**About this exercise:**
Word for word, restate every line of the material.
━━━━━━━━━━━━━━━━━━━━
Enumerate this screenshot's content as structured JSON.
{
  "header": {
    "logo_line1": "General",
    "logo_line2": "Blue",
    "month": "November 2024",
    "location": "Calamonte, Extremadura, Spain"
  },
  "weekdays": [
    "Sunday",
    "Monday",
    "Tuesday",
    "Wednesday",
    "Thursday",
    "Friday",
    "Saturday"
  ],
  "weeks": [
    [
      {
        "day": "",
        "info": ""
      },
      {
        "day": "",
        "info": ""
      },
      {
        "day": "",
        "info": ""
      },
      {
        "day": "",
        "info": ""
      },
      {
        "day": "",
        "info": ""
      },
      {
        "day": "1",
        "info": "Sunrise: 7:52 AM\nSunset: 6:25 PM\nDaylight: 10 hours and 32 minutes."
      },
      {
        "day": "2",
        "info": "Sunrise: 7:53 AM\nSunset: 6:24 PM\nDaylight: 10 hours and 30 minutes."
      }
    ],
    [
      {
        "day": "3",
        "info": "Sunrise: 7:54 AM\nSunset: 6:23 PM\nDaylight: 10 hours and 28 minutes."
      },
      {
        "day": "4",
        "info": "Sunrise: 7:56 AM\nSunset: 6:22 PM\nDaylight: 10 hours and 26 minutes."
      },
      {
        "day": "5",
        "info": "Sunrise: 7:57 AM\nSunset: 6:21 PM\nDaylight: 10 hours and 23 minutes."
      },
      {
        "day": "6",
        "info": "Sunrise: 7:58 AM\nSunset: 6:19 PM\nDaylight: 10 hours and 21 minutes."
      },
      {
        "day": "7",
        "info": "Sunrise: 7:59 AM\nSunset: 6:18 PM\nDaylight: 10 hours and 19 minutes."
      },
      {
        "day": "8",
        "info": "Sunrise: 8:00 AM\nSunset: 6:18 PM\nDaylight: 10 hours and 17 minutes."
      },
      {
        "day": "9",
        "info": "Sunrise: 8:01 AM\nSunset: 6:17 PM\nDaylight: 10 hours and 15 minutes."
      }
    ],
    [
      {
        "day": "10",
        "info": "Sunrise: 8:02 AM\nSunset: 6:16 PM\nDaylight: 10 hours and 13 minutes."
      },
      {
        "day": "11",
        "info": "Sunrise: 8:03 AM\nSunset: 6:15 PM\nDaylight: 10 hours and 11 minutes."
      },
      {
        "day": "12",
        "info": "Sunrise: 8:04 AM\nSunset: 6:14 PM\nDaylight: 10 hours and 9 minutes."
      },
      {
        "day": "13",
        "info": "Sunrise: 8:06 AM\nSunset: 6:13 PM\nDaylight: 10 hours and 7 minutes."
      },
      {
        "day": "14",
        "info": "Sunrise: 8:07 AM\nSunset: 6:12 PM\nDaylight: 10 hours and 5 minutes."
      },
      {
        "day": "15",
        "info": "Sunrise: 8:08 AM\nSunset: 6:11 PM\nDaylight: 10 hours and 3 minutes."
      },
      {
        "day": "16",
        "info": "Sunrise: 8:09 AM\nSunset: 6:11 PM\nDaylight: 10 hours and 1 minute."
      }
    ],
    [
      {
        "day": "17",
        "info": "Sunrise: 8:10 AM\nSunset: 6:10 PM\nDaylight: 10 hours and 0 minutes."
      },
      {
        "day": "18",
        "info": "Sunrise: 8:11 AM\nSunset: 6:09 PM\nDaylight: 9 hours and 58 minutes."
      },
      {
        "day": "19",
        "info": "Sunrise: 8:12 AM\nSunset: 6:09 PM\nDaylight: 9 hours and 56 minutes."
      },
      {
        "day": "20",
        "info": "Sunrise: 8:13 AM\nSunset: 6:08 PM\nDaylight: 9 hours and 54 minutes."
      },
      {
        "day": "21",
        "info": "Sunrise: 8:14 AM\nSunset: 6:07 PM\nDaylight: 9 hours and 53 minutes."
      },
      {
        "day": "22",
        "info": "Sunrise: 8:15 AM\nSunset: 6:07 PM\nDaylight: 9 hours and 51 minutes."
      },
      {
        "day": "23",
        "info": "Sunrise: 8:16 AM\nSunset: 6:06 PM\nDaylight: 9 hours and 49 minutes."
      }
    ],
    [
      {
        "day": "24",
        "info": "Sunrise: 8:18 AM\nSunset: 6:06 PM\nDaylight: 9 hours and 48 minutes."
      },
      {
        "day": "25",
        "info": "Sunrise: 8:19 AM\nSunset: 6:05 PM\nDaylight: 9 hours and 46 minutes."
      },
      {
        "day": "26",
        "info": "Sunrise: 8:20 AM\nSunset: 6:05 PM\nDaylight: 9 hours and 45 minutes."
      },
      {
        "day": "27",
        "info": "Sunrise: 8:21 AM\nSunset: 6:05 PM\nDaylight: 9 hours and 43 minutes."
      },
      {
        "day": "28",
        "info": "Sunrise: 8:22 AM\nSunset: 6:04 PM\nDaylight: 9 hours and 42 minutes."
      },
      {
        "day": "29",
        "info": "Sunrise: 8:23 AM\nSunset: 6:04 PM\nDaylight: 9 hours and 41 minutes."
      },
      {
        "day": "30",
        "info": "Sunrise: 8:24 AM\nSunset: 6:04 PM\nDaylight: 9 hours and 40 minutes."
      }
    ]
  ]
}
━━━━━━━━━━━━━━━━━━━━
**Result of this exercise:**
Enumerate this screenshot's content as structured JSON.
{
  "header": {
    "logo_line1": "General",
    "logo_line2": "Blue",
    "month": "November 2024",
    "location": "Calamonte, Extremadura, Spain"
  },
  "weekdays": [
    "Sunday",
    "Monday",
    "Tuesday",
    "Wednesday",
    "Thursday",
    "Friday",
    "Saturday"
  ],
  "weeks": [
    [
      {
        "day": "",
        "info": ""
      },
      {
        "day": "",
        "info": ""
      },
      {
        "day": "",
        "info": ""
      },
      {
        "day": "",
        "info": ""
      },
      {
        "day": "",
        "info": ""
      },
      {
        "day": "1",
        "info": "Sunrise: 7:52 AM\nSunset: 6:25 PM\nDaylight: 10 hours and 32 minutes."
      },
      {
        "day": "2",
        "info": "Sunrise: 7:53 AM\nSunset: 6:24 PM\nDaylight: 10 hours and 30 minutes."
      }
    ],
    [
      {
        "day": "3",
        "info": "Sunrise: 7:54 AM\nSunset: 6:23 PM\nDaylight: 10 hours and 28 minutes."
      },
      {
        "day": "4",
        "info": "Sunrise: 7:56 AM\nSunset: 6:22 PM\nDaylight: 10 hours and 26 minutes."
      },
      {
        "day": "5",
        "info": "Sunrise: 7:57 AM\nSunset: 6:21 PM\nDaylight: 10 hours and 23 minutes."
      },
      {
        "day": "6",
        "info": "Sunrise: 7:58 AM\nSunset: 6:19 PM\nDaylight: 10 hours and 21 minutes."
      },
      {
        "day": "7",
        "info": "Sunrise: 7:59 AM\nSunset: 6:18 PM\nDaylight: 10 hours and 19 minutes."
      },
      {
        "day": "8",
        "info": "Sunrise: 8:00 AM\nSunset: 6:18 PM\nDaylight: 10 hours and 17 minutes."
      },
      {
        "day": "9",
        "info": "Sunrise: 8:01 AM\nSunset: 6:17 PM\nDaylight: 10 hours and 15 minutes."
      }
    ],
    [
      {
        "day": "10",
        "info": "Sunrise: 8:02 AM\nSunset: 6:16 PM\nDaylight: 10 hours and 13 minutes."
      },
      {
        "day": "11",
        "info": "Sunrise: 8:03 AM\nSunset: 6:15 PM\nDaylight: 10 hours and 11 minutes."
      },
      {
        "day": "12",
        "info": "Sunrise: 8:04 AM\nSunset: 6:14 PM\nDaylight: 10 hours and 9 minutes."
      },
      {
        "day": "13",
        "info": "Sunrise: 8:06 AM\nSunset: 6:13 PM\nDaylight: 10 hours and 7 minutes."
      },
      {
        "day": "14",
        "info": "Sunrise: 8:07 AM\nSunset: 6:12 PM\nDaylight: 10 hours and 5 minutes."
      },
      {
        "day": "15",
        "info": "Sunrise: 8:08 AM\nSunset: 6:11 PM\nDaylight: 10 hours and 3 minutes."
      },
      {
        "day": "16",
        "info": "Sunrise: 8:09 AM\nSunset: 6:11 PM\nDaylight: 10 hours and 1 minute."
      }
    ],
    [
      {
        "day": "17",
        "info": "Sunrise: 8:10 AM\nSunset: 6:10 PM\nDaylight: 10 hours and 0 minutes."
      },
      {
        "day": "18",
        "info": "Sunrise: 8:11 AM\nSunset: 6:09 PM\nDaylight: 9 hours and 58 minutes."
      },
      {
        "day": "19",
        "info": "Sunrise: 8:12 AM\nSunset: 6:09 PM\nDaylight: 9 hours and 56 minutes."
      },
      {
        "day": "20",
        "info": "Sunrise: 8:13 AM\nSunset: 6:08 PM\nDaylight: 9 hours and 54 minutes."
      },
      {
        "day": "21",
        "info": "Sunrise: 8:14 AM\nSunset: 6:07 PM\nDaylight: 9 hours and 53 minutes."
      },
      {
        "day": "22",
        "info": "Sunrise: 8:15 AM\nSunset: 6:07 PM\nDaylight: 9 hours and 51 minutes."
      },
      {
        "day": "23",
        "info": "Sunrise: 8:16 AM\nSunset: 6:06 PM\nDaylight: 9 hours and 49 minutes."
      }
    ],
    [
      {
        "day": "24",
        "info": "Sunrise: 8:18 AM\nSunset: 6:06 PM\nDaylight: 9 hours and 48 minutes."
      },
      {
        "day": "25",
        "info": "Sunrise: 8:19 AM\nSunset: 6:05 PM\nDaylight: 9 hours and 46 minutes."
      },
      {
        "day": "26",
        "info": "Sunrise: 8:20 AM\nSunset: 6:05 PM\nDaylight: 9 hours and 45 minutes."
      },
      {
        "day": "27",
        "info": "Sunrise: 8:21 AM\nSunset: 6:05 PM\nDaylight: 9 hours and 43 minutes."
      },
      {
        "day": "28",
        "info": "Sunrise: 8:22 AM\nSunset: 6:04 PM\nDaylight: 9 hours and 42 minutes."
      },
      {
        "day": "29",
        "info": "Sunrise: 8:23 AM\nSunset: 6:04 PM\nDaylight: 9 hours and 41 minutes."
      },
      {
        "day": "30",
        "info": "Sunrise: 8:24 AM\nSunset: 6:04 PM\nDaylight: 9 hours and 40 minutes."
      }
    ]
  ]
}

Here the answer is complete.